=== DATA ===

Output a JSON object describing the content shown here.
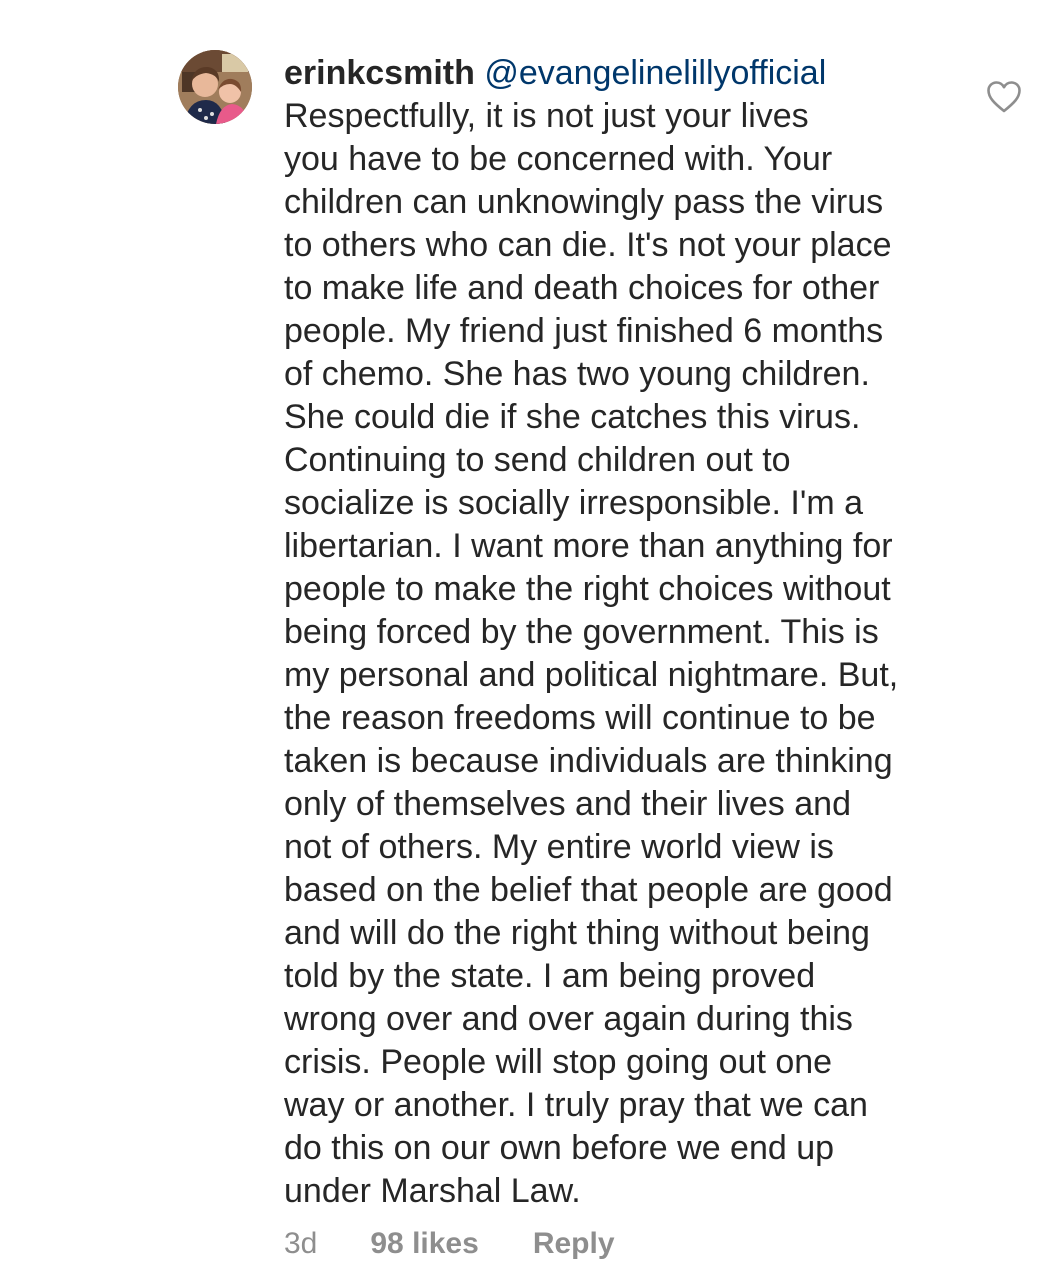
{
  "comment": {
    "username": "erinkcsmith",
    "mention": "@evangelinelillyofficial",
    "lines": [
      "Respectfully, it is not just your lives",
      "you have to be concerned with. Your",
      "children can unknowingly pass the virus",
      "to others who can die. It's not your place",
      "to make life and death choices for other",
      "people. My friend just finished 6 months",
      "of chemo. She has two young children.",
      "She could die if she catches this virus.",
      "Continuing to send children out to",
      "socialize is socially irresponsible. I'm a",
      "libertarian. I want more than anything for",
      "people to make the right choices without",
      "being forced by the government. This is",
      "my personal and political nightmare. But,",
      "the reason freedoms will continue to be",
      "taken is because individuals are thinking",
      "only of themselves and their lives and",
      "not of others. My entire world view is",
      "based on the belief that people are good",
      "and will do the right thing without being",
      "told by the state. I am being proved",
      "wrong over and over again during this",
      "crisis. People will stop going out one",
      "way or another. I truly pray that we can",
      "do this on our own before we end up",
      "under Marshal Law."
    ],
    "time": "3d",
    "likes": "98 likes",
    "reply_label": "Reply",
    "like_icon": "heart-outline-icon"
  },
  "colors": {
    "text": "#262626",
    "mention": "#00376b",
    "meta": "#8e8e8e",
    "icon": "#8e8e8e"
  }
}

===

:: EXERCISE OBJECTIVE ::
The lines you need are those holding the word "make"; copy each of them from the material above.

:: RESPONSE BOX ::
      "to make life and death choices for other",
      "people to make the right choices without",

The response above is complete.